Oversimplifying somewhat, we may say that Aikido takes the joint locks and throws from jujitsu and combines them with the body movements of sword and spear fighting. However, we must also realize that many Aikido techniques are the result of Master Ueshiba's own innovation. A not very well known fact is that the circular movements of Aikido can also be found in Pa Kua, an internal Chines Martial Art.
Dynamics Of Aikido
The essence of all Aikido technique is the use of total body movements to create spherical motion around a stable, energized center. Even when a technique appears to be using only one part of the body, close observation reveals the Aikidoka’s movements are, in fact, total body movements. Properly executed, some techniques are spectacular; sending an opponent flying thorough the air. Others are small, deft movements that immobilize the aggressor. Both results are achieved through precise use of leverage, inertia, gravity, and the action of centrifugal and centripetal forces. Ultimately, it is the energy of the attack itself, which brings down the attacker.

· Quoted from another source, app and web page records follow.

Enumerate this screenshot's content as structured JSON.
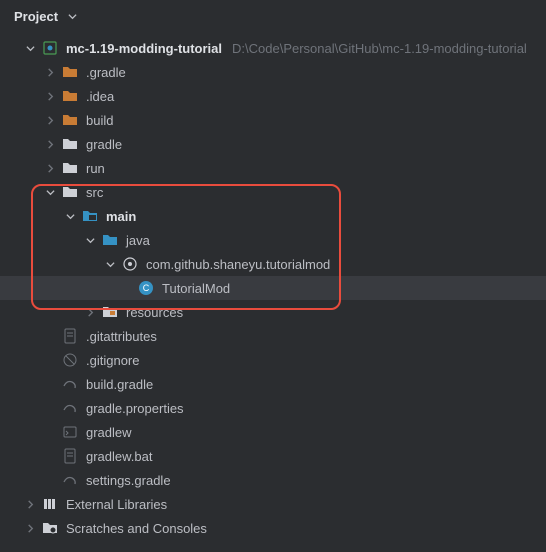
{
  "header": {
    "title": "Project"
  },
  "project": {
    "name": "mc-1.19-modding-tutorial",
    "path": "D:\\Code\\Personal\\GitHub\\mc-1.19-modding-tutorial"
  },
  "folders": {
    "gradle_dot": ".gradle",
    "idea_dot": ".idea",
    "build": "build",
    "gradle": "gradle",
    "run": "run",
    "src": "src",
    "main": "main",
    "java": "java",
    "package": "com.github.shaneyu.tutorialmod",
    "class": "TutorialMod",
    "resources": "resources"
  },
  "files": {
    "gitattributes": ".gitattributes",
    "gitignore": ".gitignore",
    "build_gradle": "build.gradle",
    "gradle_properties": "gradle.properties",
    "gradlew": "gradlew",
    "gradlew_bat": "gradlew.bat",
    "settings_gradle": "settings.gradle"
  },
  "bottom": {
    "external": "External Libraries",
    "scratches": "Scratches and Consoles"
  }
}
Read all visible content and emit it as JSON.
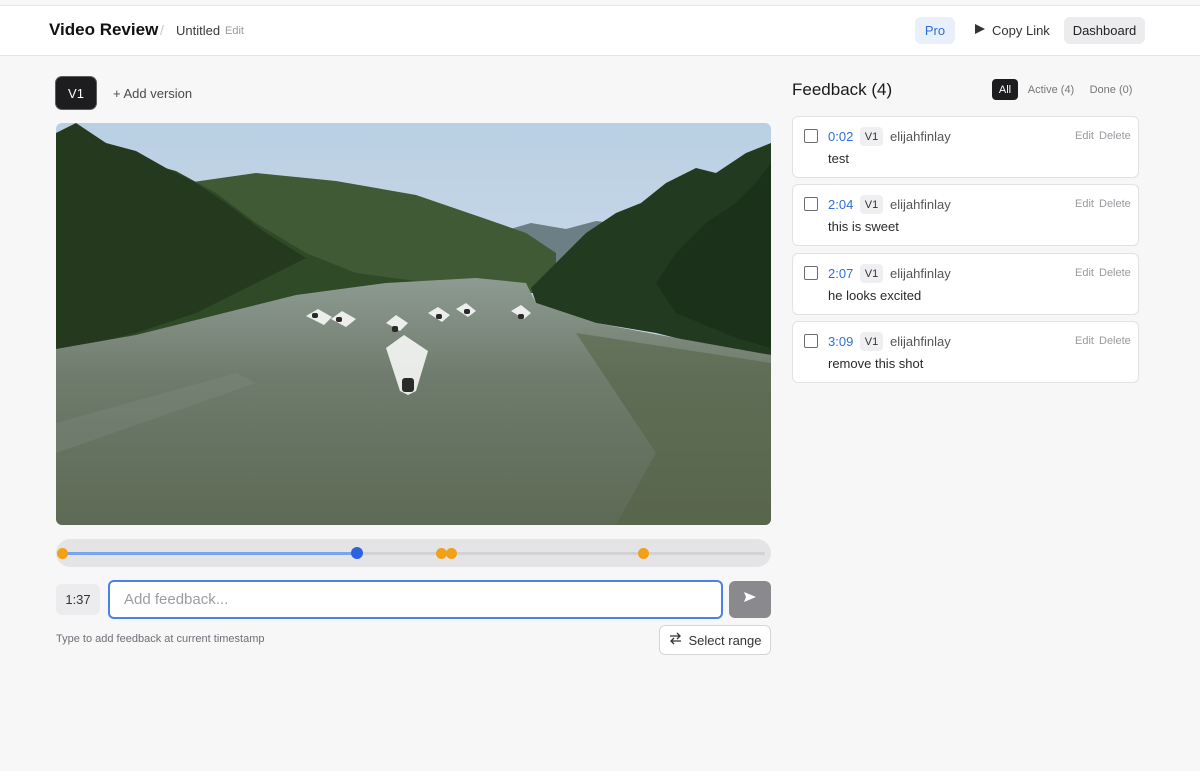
{
  "header": {
    "title": "Video Review",
    "separator": "/",
    "project_name": "Untitled",
    "edit_label": "Edit",
    "pro_label": "Pro",
    "copy_link_label": "Copy Link",
    "dashboard_label": "Dashboard"
  },
  "versions": {
    "current": "V1",
    "add_label": "+ Add version"
  },
  "player": {
    "current_time": "1:37",
    "progress_fraction": 0.42,
    "markers": [
      "0:02",
      "2:04",
      "2:07",
      "3:09"
    ],
    "feedback_placeholder": "Add feedback...",
    "hint": "Type to add feedback at current timestamp",
    "select_range_label": "Select range"
  },
  "feedback": {
    "title": "Feedback (4)",
    "filters": [
      {
        "label": "All",
        "active": true
      },
      {
        "label": "Active (4)",
        "active": false
      },
      {
        "label": "Done (0)",
        "active": false
      }
    ],
    "edit_label": "Edit",
    "delete_label": "Delete",
    "items": [
      {
        "time": "0:02",
        "version": "V1",
        "author": "elijahfinlay",
        "text": "test"
      },
      {
        "time": "2:04",
        "version": "V1",
        "author": "elijahfinlay",
        "text": "this is sweet"
      },
      {
        "time": "2:07",
        "version": "V1",
        "author": "elijahfinlay",
        "text": "he looks excited"
      },
      {
        "time": "3:09",
        "version": "V1",
        "author": "elijahfinlay",
        "text": "remove this shot"
      }
    ]
  },
  "colors": {
    "accent": "#2f6fd6",
    "marker": "#f2a114",
    "playhead": "#2f62e0",
    "dark": "#1d1d1f"
  }
}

The final aim of Budo is personal transformation. Its goal is the creation of integrated human beings who are able to bring the totality of their wisdom and capabilities in order to resolve a problem. Yet philosophical discussion is rare in the dojo, (training hall). The focus is highly practical. Constant repetition to master the fundamentals of movement, timing and breathing is the fundamental requirement. Students train themselves to capture the opponent's action and redirect it with techniques of martial efficiency and power. At the same time, they become aware of the tendency to overreact to opposition, and learn to remain centered under all conditions.
Most practice is done with a partner. Each works at his or her own level of ability, alternating as uke (the attacker), and nage (the one who receives the attack). Both roles are stressed as each contributes skills that enhance overall sensitivity and control.
Increased stamina, flexibility, and muscle development occur naturally as a result of training, but the techniques themselves do not depend on strength for effectiveness. Since Aikido's movements and techniques arise from the most efficient utilization of the entire being, the practitioner, regardless of physical strength, can develop great power. Aikido practice encompasses a broad range of training styles, and allows people to train based on their individual stage of development. As a result, men, women and children of all ages can practice Aikido.
The Aikidoka develops a relaxed posture in which the weight of the body is directed towards its physiologic center in the lower abdomen. Gravity is no longer a force to be overcome. Rather it serves to support and stabilize posture. As a result, ordinary movement assumes an appearance of grace and economy. The effects of centering are mental as well as physical. In addition vitality increases, the senses are sharpened, and one is less affected by the irritations and annoyances of daily living. This state is referred to in Japan as having hara, or strong ki. It is a manifestation of the inner quality, which aids the student of Aikido to develop to his or her fullest potential in every area of life.
Though aikido is normally practices in kata form, this does not mean that the movement is 'dead'; on the contrary, each repetition must be effective. The essence of aikido practice is that both partners perfect their movements and try to obtain real strength by applying the techniques correctly. Though aikido differs from other sports in that it goes beyond the normal concepts of victory and defeat, the object of controlling the opponent and gaining superiority must never be forgotten. At the same time, as mentioned before, the aikido-ka must always strive for 'metal harmony'.
When performed correctly aikido technique requires no undue effort. Furthermore, no aikido technique requires abnormal physical power; anyone who can left approximately 16 lbs has sufficient strength - and if at any time a great deal of power is required to execute a technique, it is safe to conclude that the execution is bad. Thus, since aikido can be practiced as energetically or as gently as desired, people of all ages and of both sexes can enjoy it.
The secret of being able to take advantage of the opponent's physical strength in aikido lies in the principle of marui ('circular') motion. Almost no movement in aikido follows a straight line: movement of feet, trunk and arms all describe an arc and, furthermore, are three dimensional in that they follow the lines of a sphere or at time a spiral. Circular motion allows the aikido-ka to add his power to the opponent's pushing or pulling movement without fear of collision.
Changing direction illustrates the efficacy of circular movement. If the initial movement of the body is in a straight line it is necessary to pause to change direction; but if the initial movement is circular it is not necessary to interrupt the flow of movement. Pivoting of the body on either foot , moving along and arc and movement of the hands as though following the contours of a globe are frequently occurring examples of circular motion.